Provided records:
════

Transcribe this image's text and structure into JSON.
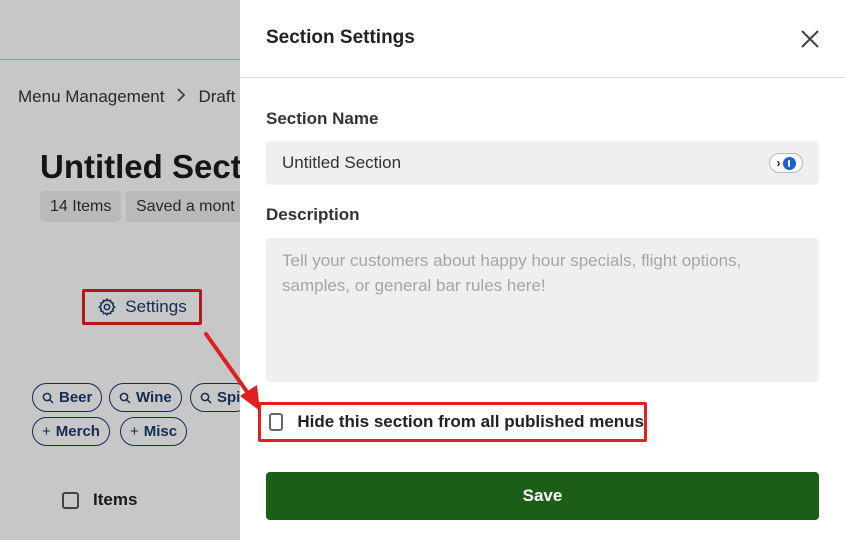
{
  "background": {
    "breadcrumb": {
      "item1": "Menu Management",
      "item2": "Draft"
    },
    "section_title": "Untitled Sect",
    "chips": {
      "count": "14 Items",
      "saved": "Saved a mont"
    },
    "settings_button": {
      "label": "Settings",
      "icon": "gear-icon"
    },
    "filter_pills": [
      {
        "label": "Beer",
        "icon": "search-icon"
      },
      {
        "label": "Wine",
        "icon": "search-icon"
      },
      {
        "label": "Spi",
        "icon": "search-icon"
      },
      {
        "label": "Merch",
        "icon": "plus-icon"
      },
      {
        "label": "Misc",
        "icon": "plus-icon"
      }
    ],
    "items_header": "Items"
  },
  "modal": {
    "title": "Section Settings",
    "close_icon": "close-icon",
    "section_name": {
      "label": "Section Name",
      "value": "Untitled Section",
      "badge_icon": "password-manager-icon"
    },
    "description": {
      "label": "Description",
      "value": "",
      "placeholder": "Tell your customers about happy hour specials, flight options, samples, or general bar rules here!"
    },
    "hide_section": {
      "label": "Hide this section from all published menus",
      "checked": false
    },
    "save_label": "Save"
  },
  "colors": {
    "save_button": "#1b5e17",
    "highlight": "#e02020",
    "brand_navy": "#1b3a6b",
    "top_border": "#e2c26a"
  }
}
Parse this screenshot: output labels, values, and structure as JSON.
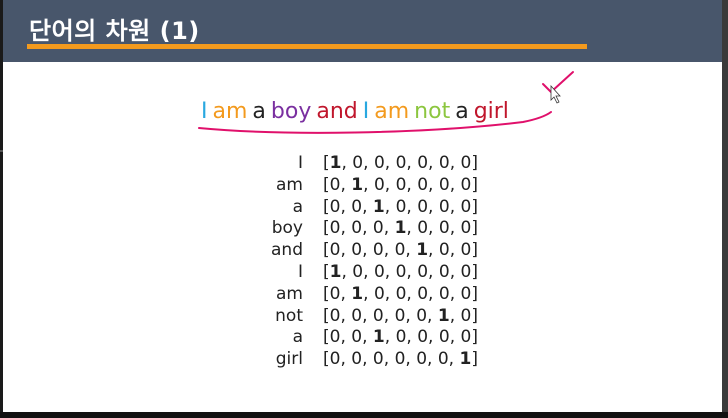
{
  "slide": {
    "title": "단어의 차원 (1)",
    "colors": {
      "title_bar": "#48566b",
      "title_underline": "#f39a1e",
      "annotation": "#e0106b"
    }
  },
  "sentence": {
    "words": [
      {
        "text": "I",
        "color": "#29a8e0"
      },
      {
        "text": "am",
        "color": "#f39a1e"
      },
      {
        "text": "a",
        "color": "#222222"
      },
      {
        "text": "boy",
        "color": "#7a2fa0"
      },
      {
        "text": "and",
        "color": "#c0162c"
      },
      {
        "text": "I",
        "color": "#29a8e0"
      },
      {
        "text": "am",
        "color": "#f39a1e"
      },
      {
        "text": "not",
        "color": "#8cc63f"
      },
      {
        "text": "a",
        "color": "#222222"
      },
      {
        "text": "girl",
        "color": "#c0162c"
      }
    ]
  },
  "encodings": [
    {
      "word": "I",
      "vector": [
        1,
        0,
        0,
        0,
        0,
        0,
        0
      ]
    },
    {
      "word": "am",
      "vector": [
        0,
        1,
        0,
        0,
        0,
        0,
        0
      ]
    },
    {
      "word": "a",
      "vector": [
        0,
        0,
        1,
        0,
        0,
        0,
        0
      ]
    },
    {
      "word": "boy",
      "vector": [
        0,
        0,
        0,
        1,
        0,
        0,
        0
      ]
    },
    {
      "word": "and",
      "vector": [
        0,
        0,
        0,
        0,
        1,
        0,
        0
      ]
    },
    {
      "word": "I",
      "vector": [
        1,
        0,
        0,
        0,
        0,
        0,
        0
      ]
    },
    {
      "word": "am",
      "vector": [
        0,
        1,
        0,
        0,
        0,
        0,
        0
      ]
    },
    {
      "word": "not",
      "vector": [
        0,
        0,
        0,
        0,
        0,
        1,
        0
      ]
    },
    {
      "word": "a",
      "vector": [
        0,
        0,
        1,
        0,
        0,
        0,
        0
      ]
    },
    {
      "word": "girl",
      "vector": [
        0,
        0,
        0,
        0,
        0,
        0,
        1
      ]
    }
  ]
}
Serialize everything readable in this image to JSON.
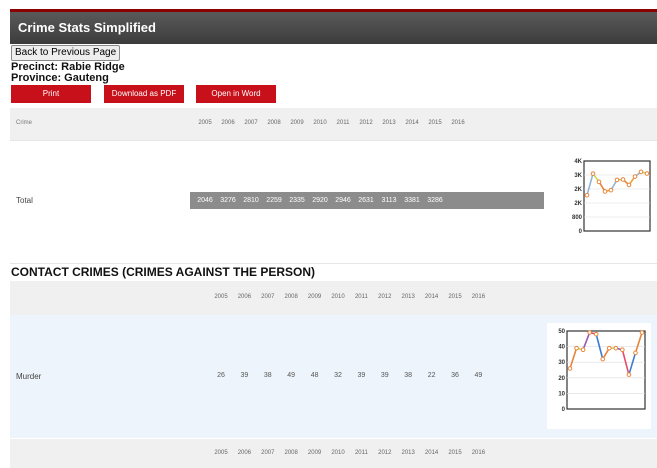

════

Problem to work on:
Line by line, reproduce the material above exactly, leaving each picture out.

Answer for the task:
Transcribe this image's text and structure into JSON.
{
  "background": {
    "breadcrumb": {
      "item1": "Menu Management",
      "item2": "Draft"
    },
    "section_title": "Untitled Sect",
    "chips": {
      "count": "14 Items",
      "saved": "Saved a mont"
    },
    "settings_button": {
      "label": "Settings",
      "icon": "gear-icon"
    },
    "filter_pills": [
      {
        "label": "Beer",
        "icon": "search-icon"
      },
      {
        "label": "Wine",
        "icon": "search-icon"
      },
      {
        "label": "Spi",
        "icon": "search-icon"
      },
      {
        "label": "Merch",
        "icon": "plus-icon"
      },
      {
        "label": "Misc",
        "icon": "plus-icon"
      }
    ],
    "items_header": "Items"
  },
  "modal": {
    "title": "Section Settings",
    "close_icon": "close-icon",
    "section_name": {
      "label": "Section Name",
      "value": "Untitled Section",
      "badge_icon": "password-manager-icon"
    },
    "description": {
      "label": "Description",
      "value": "",
      "placeholder": "Tell your customers about happy hour specials, flight options, samples, or general bar rules here!"
    },
    "hide_section": {
      "label": "Hide this section from all published menus",
      "checked": false
    },
    "save_label": "Save"
  },
  "colors": {
    "save_button": "#1b5e17",
    "highlight": "#e02020",
    "brand_navy": "#1b3a6b",
    "top_border": "#e2c26a"
  }
}
Parse this screenshot: output labels, values, and structure as JSON.
{
  "slide": {
    "title": "단어의 차원 (1)",
    "colors": {
      "title_bar": "#48566b",
      "title_underline": "#f39a1e",
      "annotation": "#e0106b"
    }
  },
  "sentence": {
    "words": [
      {
        "text": "I",
        "color": "#29a8e0"
      },
      {
        "text": "am",
        "color": "#f39a1e"
      },
      {
        "text": "a",
        "color": "#222222"
      },
      {
        "text": "boy",
        "color": "#7a2fa0"
      },
      {
        "text": "and",
        "color": "#c0162c"
      },
      {
        "text": "I",
        "color": "#29a8e0"
      },
      {
        "text": "am",
        "color": "#f39a1e"
      },
      {
        "text": "not",
        "color": "#8cc63f"
      },
      {
        "text": "a",
        "color": "#222222"
      },
      {
        "text": "girl",
        "color": "#c0162c"
      }
    ]
  },
  "encodings": [
    {
      "word": "I",
      "vector": [
        1,
        0,
        0,
        0,
        0,
        0,
        0
      ]
    },
    {
      "word": "am",
      "vector": [
        0,
        1,
        0,
        0,
        0,
        0,
        0
      ]
    },
    {
      "word": "a",
      "vector": [
        0,
        0,
        1,
        0,
        0,
        0,
        0
      ]
    },
    {
      "word": "boy",
      "vector": [
        0,
        0,
        0,
        1,
        0,
        0,
        0
      ]
    },
    {
      "word": "and",
      "vector": [
        0,
        0,
        0,
        0,
        1,
        0,
        0
      ]
    },
    {
      "word": "I",
      "vector": [
        1,
        0,
        0,
        0,
        0,
        0,
        0
      ]
    },
    {
      "word": "am",
      "vector": [
        0,
        1,
        0,
        0,
        0,
        0,
        0
      ]
    },
    {
      "word": "not",
      "vector": [
        0,
        0,
        0,
        0,
        0,
        1,
        0
      ]
    },
    {
      "word": "a",
      "vector": [
        0,
        0,
        1,
        0,
        0,
        0,
        0
      ]
    },
    {
      "word": "girl",
      "vector": [
        0,
        0,
        0,
        0,
        0,
        0,
        1
      ]
    }
  ]
}
Serialize everything readable in this image to JSON.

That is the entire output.